（Illustration: Global Times）
The first time I visited the Museum of the War of Chinese People's Resistance Against Japanese Aggression in Beijing three years ago, photos showing Japanese soldiers' brutality infuriated me. The Japanese invasion of China in 1931-45, especially the mass killing of more than 300,000 Chinese by Japanese troops after they captured Nanjing in East China's Jiangsu Province on December 13, 1937, is a horrific and dark moment in Chinese history that cannot be forgotten. It is believed that young Chinese people are more aware of the cruel history and should be more thankful as our peaceful life came at the cost of numerous lives and the blood of martyrs.
However, some Chinese have recently sparked public outcry after making incendiary remarks on the sensitive issue. A man surnamed Wang was detained in Nanjing on March 10 after posting a message on a WeChat group. The 27-year-old wrote "Nanjing is a pit, and we should let the Japanese come and slaughter again," to vent his frustration at the low salaries being offered in employment ads.
Wang is not the first man to have insulted victims of the Nanjing Massacre. A 35-year-old Shanghai resident surnamed Meng was detained for eight days on March 5 for posting a video online that used vulgar words for victims of the massacre in front of a memorial wall in Jiangsu. On a WeChat group on February 22, Meng said it was not enough to just kill 300,000 people.
Earlier, two men in WWII Japanese military uniforms posing for pictures in front of a Nanjing war ruins site were sentenced to 15 days in prison in February.
Chinese people accused of disrespecting war victims are often called "jingri," or "spiritually Japanese." They are die-hard supporters of Japanese in both mind and body. Didn't they study Chinese history? Did they have a conscience? In fact, many of them make fun of national tragedies to draw online attention. Chinese Foreign Minister Wang Yi denounced them as "scums among Chinese people."
However, the public complains that those who insulted the nation's feelings and dignity haven't been severely punished. In Germany, giving a Nazi salute would land one in prison. But Chinese law defines such actions as disturbing public order, which carries a maximum punishment of 15 days in prison. Besides, there is no law in China that specifically applies to such egregious behavior.
Frequency of such incidents shows some young people's ignorance and lack of awe for history in general. It also shows that history education of Chinese youth has been faulty. In the age of internet, various interpretations of Chinese history by foreign countries are accessible to young people. In addition, as some Japanese ACG (animation, comic and game) materials beautify war and warp history, the younger generation can be easily affected. Without proper and timely guidance, some young people will likely hold distorted view of history.

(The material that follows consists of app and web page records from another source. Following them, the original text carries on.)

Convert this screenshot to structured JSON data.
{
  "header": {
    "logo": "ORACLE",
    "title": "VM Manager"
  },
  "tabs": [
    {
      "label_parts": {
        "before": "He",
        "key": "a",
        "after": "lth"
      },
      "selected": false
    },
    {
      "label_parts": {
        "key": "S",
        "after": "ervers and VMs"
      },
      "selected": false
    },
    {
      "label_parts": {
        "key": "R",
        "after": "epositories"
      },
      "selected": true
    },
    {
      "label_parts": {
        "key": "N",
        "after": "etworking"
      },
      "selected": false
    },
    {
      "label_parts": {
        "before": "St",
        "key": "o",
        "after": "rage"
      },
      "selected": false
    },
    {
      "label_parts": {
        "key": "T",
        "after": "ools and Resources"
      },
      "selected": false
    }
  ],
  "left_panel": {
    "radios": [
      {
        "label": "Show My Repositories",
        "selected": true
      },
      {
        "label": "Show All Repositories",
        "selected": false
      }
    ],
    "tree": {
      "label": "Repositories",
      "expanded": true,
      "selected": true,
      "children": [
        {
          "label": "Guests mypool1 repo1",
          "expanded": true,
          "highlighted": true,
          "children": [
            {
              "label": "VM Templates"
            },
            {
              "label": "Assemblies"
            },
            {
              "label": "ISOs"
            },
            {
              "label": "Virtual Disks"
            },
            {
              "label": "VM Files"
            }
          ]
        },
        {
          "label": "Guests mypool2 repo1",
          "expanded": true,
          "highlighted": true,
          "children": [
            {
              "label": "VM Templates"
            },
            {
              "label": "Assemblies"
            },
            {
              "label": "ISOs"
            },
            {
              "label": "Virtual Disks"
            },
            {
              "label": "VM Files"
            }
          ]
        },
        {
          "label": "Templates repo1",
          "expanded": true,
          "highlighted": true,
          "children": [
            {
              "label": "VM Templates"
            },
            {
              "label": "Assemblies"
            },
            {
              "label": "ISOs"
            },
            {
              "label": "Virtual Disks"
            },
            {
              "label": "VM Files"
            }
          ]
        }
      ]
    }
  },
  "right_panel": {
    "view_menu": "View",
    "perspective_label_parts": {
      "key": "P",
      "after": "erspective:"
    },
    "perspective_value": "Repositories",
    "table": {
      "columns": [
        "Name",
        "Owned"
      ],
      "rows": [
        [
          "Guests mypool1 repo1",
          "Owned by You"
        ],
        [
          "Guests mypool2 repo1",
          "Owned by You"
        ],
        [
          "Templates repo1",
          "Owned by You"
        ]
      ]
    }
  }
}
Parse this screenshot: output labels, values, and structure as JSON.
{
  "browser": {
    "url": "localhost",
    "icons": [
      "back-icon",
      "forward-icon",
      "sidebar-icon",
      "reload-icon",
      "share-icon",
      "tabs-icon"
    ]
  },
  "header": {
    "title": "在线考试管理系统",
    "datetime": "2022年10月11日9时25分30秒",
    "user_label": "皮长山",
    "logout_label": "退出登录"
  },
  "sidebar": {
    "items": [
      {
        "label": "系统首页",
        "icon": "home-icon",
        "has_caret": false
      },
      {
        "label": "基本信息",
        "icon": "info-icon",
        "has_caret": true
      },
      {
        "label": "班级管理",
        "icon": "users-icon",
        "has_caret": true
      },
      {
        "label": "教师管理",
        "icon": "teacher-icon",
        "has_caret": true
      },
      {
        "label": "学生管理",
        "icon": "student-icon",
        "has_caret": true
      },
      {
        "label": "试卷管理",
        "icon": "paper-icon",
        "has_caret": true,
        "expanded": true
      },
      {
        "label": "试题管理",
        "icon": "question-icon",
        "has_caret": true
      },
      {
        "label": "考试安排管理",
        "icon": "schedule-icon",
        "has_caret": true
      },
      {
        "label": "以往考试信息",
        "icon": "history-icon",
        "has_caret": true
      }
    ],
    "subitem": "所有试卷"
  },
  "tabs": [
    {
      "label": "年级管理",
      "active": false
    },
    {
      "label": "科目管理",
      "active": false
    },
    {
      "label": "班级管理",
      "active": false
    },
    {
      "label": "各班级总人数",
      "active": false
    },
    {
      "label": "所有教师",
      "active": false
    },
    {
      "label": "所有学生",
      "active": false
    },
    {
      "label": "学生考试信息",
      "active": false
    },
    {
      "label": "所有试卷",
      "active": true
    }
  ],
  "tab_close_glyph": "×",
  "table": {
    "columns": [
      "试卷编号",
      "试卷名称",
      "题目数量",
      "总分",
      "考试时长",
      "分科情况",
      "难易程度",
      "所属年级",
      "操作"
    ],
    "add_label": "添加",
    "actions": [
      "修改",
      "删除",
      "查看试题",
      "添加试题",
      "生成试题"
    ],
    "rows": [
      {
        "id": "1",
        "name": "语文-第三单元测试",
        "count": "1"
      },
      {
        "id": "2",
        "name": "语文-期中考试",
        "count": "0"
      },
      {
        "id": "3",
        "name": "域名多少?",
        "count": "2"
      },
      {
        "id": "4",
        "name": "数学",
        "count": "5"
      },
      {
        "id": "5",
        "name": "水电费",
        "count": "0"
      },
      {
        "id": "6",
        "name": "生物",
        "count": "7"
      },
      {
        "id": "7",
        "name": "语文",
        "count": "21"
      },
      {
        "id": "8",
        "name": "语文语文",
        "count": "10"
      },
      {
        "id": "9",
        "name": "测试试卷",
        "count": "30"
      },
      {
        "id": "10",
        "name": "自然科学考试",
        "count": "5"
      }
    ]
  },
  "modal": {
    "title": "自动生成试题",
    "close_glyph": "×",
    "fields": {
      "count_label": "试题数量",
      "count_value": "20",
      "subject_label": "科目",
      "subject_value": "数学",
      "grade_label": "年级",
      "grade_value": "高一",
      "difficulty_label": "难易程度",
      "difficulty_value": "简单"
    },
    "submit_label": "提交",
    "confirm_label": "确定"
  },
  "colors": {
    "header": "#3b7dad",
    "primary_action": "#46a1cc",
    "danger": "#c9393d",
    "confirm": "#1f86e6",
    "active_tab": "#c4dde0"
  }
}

Fortunately, there is some hope. About 38 political advisers from the domains of art, culture and entertainment backed a proposal on March 8 calling for a law to safeguard China's national dignity. Two days later, Jiangsu deputies to the 13th National People's Congress proposed toughening legislation to deter insults to martyrs and national heroes and protecting national dignity. Stricter laws can prevent foul language, desecration of war heroes and glorifying the Japanese army's atrocities.
More importantly, families and schools need to boost education to raise young people's awareness of history. Chinese authorities should disseminate an authoritative version of history and reinforce teaching a fair view of history and peace. Young people can visit museums and memorial halls, as well as participate in memorial activities to remember the history of the war against Japanese aggression.
A nation's future will be dim if its younger generation forgets the past. We must remember history and make it a lesson for people to cherish the hard-won peace and pursue a better life.